**WHAT THE TASK REQUIRES**
Locate the word "icon" in the data below, then copy every line that holds it.

-- SOURCE RECORDS follows --

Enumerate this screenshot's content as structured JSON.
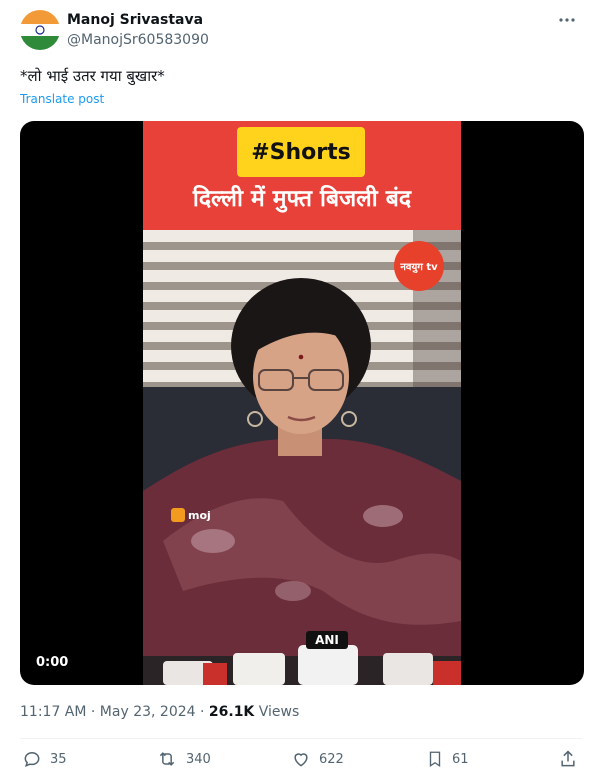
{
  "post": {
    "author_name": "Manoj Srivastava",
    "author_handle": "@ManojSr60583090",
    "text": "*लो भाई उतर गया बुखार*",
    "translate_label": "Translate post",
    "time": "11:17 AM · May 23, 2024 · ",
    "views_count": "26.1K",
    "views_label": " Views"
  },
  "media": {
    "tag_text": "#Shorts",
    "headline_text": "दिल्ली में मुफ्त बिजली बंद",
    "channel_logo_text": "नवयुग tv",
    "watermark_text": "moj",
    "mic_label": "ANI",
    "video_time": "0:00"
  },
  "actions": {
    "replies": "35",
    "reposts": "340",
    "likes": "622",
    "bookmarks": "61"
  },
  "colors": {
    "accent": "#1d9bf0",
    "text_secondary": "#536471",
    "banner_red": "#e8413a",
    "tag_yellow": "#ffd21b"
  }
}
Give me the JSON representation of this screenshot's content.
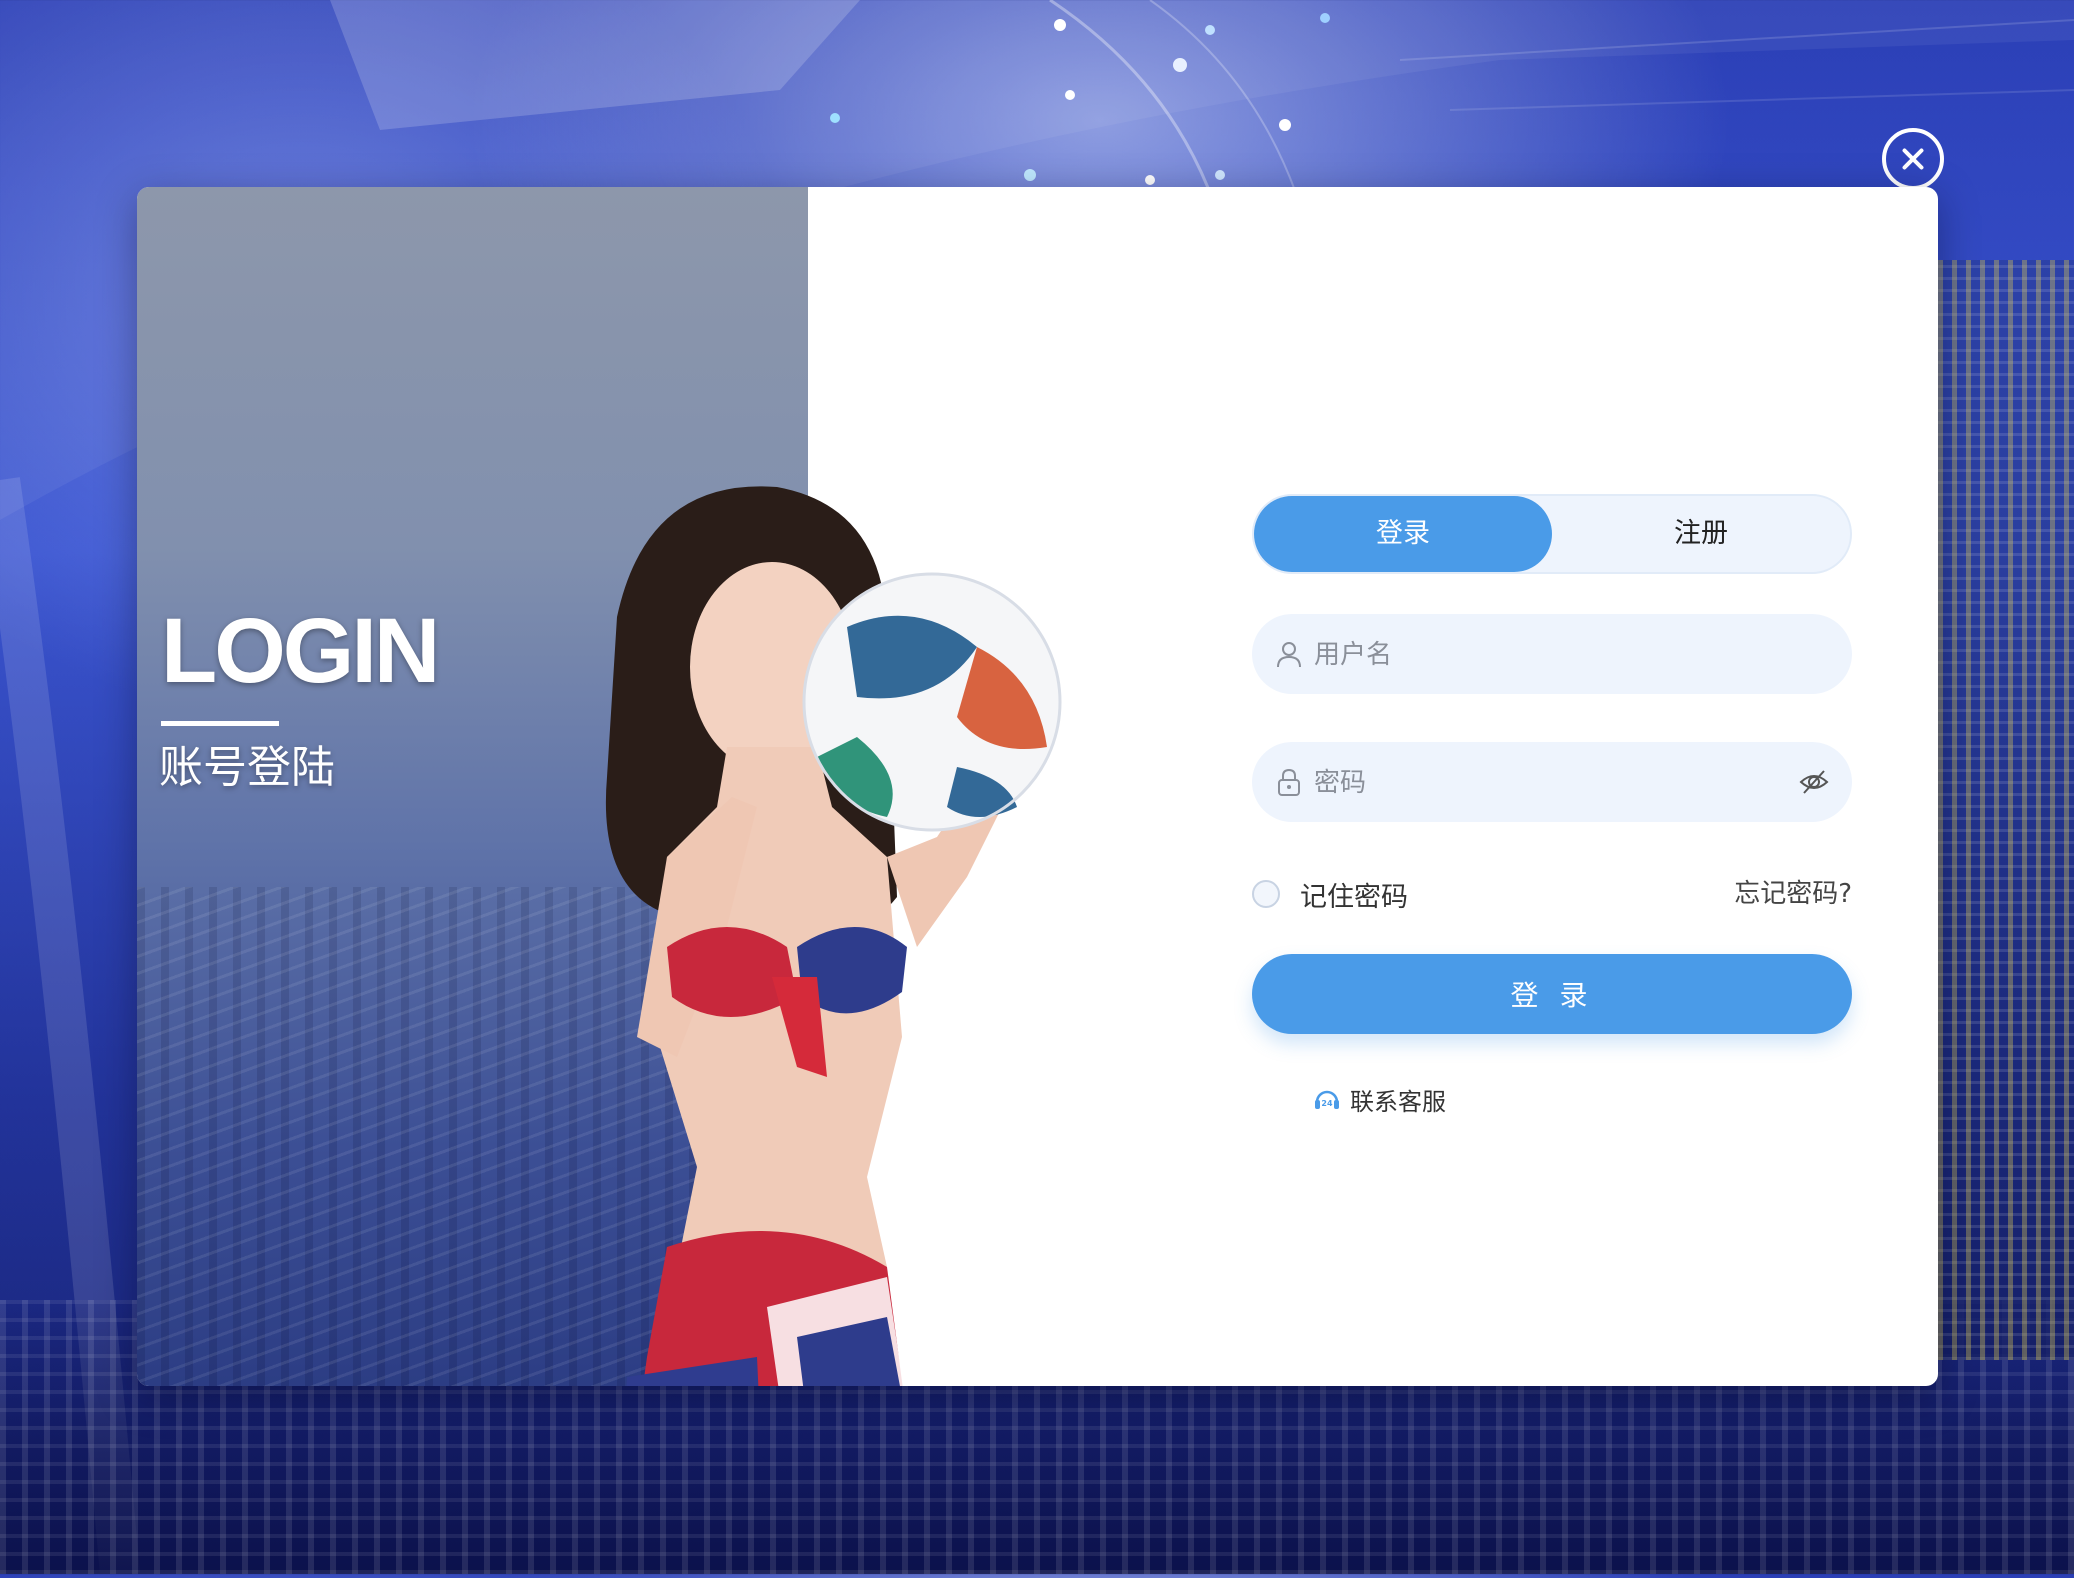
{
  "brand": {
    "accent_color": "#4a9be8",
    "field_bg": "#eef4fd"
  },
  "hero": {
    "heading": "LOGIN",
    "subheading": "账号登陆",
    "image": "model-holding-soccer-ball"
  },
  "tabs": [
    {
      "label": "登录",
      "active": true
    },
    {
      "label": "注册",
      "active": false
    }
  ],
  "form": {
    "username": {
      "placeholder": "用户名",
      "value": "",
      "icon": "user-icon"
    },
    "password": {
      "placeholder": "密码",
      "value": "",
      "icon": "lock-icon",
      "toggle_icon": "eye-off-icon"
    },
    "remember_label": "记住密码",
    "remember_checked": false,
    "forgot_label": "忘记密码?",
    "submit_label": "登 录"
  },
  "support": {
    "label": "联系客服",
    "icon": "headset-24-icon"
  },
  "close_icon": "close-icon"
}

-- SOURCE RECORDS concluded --

**SOLUTION FOR THIS EXERCISE**
      "icon": "user-icon"
      "icon": "lock-icon",
      "toggle_icon": "eye-off-icon"
    "icon": "headset-24-icon"
  "close_icon": "close-icon"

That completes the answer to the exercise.